In her diaries, she is very comfortable being insecure, and very confident and staunch, so I also admire her personality in some ways. I know she can be a bit short with people, but I also love that. I remember reading this other writer’s diary, May Sarton. She was talking about the first time she met Virginia Woolf; she was really nervous to meet her, and one quality that she really loved about Woolf was that she was a very serious woman but when she was with her friends, she would kind of tease them. I relate to that. I can be a little bit removed, or distant, or not totally accessible, but if I’m super close to you, one of my ways of showing affection is teasing.
VJ: How did you decide on the order of the essays and the cover image?

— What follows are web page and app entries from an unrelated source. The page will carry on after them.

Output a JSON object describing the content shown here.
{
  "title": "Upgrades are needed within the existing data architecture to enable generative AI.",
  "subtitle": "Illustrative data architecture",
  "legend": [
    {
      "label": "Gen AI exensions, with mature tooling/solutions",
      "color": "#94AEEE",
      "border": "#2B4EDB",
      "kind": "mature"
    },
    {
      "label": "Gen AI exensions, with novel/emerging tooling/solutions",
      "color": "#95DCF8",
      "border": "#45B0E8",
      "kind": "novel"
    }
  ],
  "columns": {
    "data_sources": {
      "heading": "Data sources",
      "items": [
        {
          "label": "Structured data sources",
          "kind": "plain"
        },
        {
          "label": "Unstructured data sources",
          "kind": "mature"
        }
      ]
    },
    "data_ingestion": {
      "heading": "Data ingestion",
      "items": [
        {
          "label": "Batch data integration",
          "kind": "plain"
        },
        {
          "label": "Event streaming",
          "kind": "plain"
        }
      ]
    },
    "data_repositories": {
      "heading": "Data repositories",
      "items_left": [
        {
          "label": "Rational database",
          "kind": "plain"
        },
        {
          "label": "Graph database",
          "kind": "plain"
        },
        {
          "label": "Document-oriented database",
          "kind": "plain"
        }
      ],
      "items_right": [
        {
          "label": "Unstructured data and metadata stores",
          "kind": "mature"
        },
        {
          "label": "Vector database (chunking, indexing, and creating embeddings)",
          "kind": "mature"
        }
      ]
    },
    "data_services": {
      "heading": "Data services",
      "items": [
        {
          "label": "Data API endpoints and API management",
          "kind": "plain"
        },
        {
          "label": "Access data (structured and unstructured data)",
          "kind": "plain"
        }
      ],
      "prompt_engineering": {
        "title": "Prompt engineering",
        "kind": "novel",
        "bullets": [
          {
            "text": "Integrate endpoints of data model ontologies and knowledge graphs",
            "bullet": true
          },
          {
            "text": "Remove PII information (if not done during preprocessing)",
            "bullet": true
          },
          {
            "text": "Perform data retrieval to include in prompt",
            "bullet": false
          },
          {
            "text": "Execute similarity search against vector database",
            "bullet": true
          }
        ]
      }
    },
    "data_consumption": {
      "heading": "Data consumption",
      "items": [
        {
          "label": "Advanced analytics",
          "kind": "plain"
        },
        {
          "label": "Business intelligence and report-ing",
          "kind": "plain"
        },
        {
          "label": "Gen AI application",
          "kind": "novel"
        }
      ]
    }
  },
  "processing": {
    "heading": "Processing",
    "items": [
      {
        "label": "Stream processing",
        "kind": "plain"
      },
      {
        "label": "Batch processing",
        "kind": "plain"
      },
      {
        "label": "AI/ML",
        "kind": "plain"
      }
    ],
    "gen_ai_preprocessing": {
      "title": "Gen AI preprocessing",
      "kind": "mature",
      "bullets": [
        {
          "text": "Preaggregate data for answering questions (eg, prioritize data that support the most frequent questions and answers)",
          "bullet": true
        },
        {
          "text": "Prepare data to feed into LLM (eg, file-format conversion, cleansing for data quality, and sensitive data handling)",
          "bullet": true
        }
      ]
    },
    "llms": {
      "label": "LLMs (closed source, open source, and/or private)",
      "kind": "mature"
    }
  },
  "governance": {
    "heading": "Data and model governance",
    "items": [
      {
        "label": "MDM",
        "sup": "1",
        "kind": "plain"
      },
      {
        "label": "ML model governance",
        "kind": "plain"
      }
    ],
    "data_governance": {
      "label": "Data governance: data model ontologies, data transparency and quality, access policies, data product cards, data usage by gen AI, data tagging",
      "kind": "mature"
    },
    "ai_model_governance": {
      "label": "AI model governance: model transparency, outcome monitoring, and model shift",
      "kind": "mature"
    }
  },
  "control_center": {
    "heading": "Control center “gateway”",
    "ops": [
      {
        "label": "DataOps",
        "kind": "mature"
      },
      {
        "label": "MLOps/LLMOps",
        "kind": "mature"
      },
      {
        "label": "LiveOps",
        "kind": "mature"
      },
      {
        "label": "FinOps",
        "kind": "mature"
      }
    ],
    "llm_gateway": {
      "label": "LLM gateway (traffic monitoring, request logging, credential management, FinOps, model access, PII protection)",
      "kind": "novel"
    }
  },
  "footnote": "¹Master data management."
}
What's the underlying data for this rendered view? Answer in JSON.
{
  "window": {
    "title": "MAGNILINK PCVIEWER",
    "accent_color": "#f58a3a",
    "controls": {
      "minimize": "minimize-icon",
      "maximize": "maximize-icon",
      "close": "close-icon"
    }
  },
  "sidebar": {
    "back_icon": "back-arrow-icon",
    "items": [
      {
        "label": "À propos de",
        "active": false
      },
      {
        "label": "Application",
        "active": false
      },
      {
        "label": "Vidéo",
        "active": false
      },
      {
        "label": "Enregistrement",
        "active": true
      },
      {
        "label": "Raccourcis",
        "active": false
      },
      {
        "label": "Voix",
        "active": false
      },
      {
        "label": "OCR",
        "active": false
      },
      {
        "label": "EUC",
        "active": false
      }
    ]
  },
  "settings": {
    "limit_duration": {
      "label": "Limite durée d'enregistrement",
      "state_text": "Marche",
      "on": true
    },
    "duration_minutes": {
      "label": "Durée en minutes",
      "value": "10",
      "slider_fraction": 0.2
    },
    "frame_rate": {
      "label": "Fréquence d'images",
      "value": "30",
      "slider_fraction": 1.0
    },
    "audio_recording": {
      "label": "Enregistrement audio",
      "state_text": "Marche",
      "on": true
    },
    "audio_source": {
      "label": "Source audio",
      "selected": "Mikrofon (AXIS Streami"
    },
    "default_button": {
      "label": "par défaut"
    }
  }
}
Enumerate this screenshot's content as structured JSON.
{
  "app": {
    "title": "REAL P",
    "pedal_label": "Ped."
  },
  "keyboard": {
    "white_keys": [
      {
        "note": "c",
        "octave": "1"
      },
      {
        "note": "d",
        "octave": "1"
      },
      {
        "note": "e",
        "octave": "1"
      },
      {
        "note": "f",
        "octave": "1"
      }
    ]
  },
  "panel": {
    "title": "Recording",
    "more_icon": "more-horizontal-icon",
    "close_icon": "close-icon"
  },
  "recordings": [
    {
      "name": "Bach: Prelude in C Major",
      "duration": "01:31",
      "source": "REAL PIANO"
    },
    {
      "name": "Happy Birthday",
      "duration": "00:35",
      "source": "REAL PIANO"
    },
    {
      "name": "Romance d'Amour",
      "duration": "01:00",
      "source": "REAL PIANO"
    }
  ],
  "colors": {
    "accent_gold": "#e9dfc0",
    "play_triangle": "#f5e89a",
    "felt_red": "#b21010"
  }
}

DCB: I had given my editors a temporary order based on my own feeling of what a good flow would be, but it was actually one of my editors, Maya Binyam, who recommended that the longest essay be in the front. I had originally thought “Heart Museum” should be the last essay, and she quite rightly and instinctively suggested that we shouldn’t give readers the longest thing to read at the end. She also suggested modeling [the layout] after Hilton Als’ White Girls, how his longest essay is in the front of the book. Because the essay also meanders a lot and includes a lot of themes that are in the rest of the book, we put it first.
[Regarding] the cover, they were really open at FSG with me saying what I like, palettes I’m into. I remember in the way beginning stages, before I was close to even thinking about finishing half of the first draft, I met with Rodrigo Corral, who is the head of design at FSG. I showed him these Raf Simons swatches from when he was working with an upholstery company. Their ad had swatches from the sofa, and you can see the threads. I loved how it didn’t look digital in that way. There’s texture.
There was a lot of back and forth, lots of different versions, lots of different color combinations. That was basically how it came to be. I was pretty invested in finding a cover that felt like it fit for me. I was very particular. You read a book and it’s with you for the period that you’re reading it; you have it with you on your bedside table, on your bed. It’s in front of you all the time. You want to be looking at something that’s pleasing to you.
VJ: You mentioned in the book that you have an affinity for lilac. Is that tied to the color on the cover?
DCB: There were other options that didn’t have the purple tone on the cover. I’m just psychically drawn to that color, so when I see it, I’ll always do a double take. I kind of love what it does to other colors more than anything else. It’s royal, it also seems unlikely sometimes, so maybe that’s why I like it. But what’s so great about it is that I know I just like it without much reason.
VJ: Can you tell me about your Instagram? How do you think of it in partnership with or in relation to your other work?
DCB: I don’t think about it that much. I think about it the moment that I’m using it, but it’s not really on my mind outside of when it’s open on my phone. I definitely feel like I’m someone who is drawn to the framing of things, be it language on the page, art at the museum, a shot in a movie. I think Instagram is a way for me to actively frame images. I’m not a filmmaker, and I’m not a photographer. It’s kind of a way for me to play around with what we don’t see, actually, more than with what we see. I think that’s all it is really.
I love patterns and I love when a color speaks to me, but I don’t really want to think too far beyond why. That’s why images are beautiful, because sometimes they do a lot more talking for you. There are so many words in my head all the time. I’m very much in my mind more than I am attached to my body, so I think that something that’s so based on images is really refreshing for me.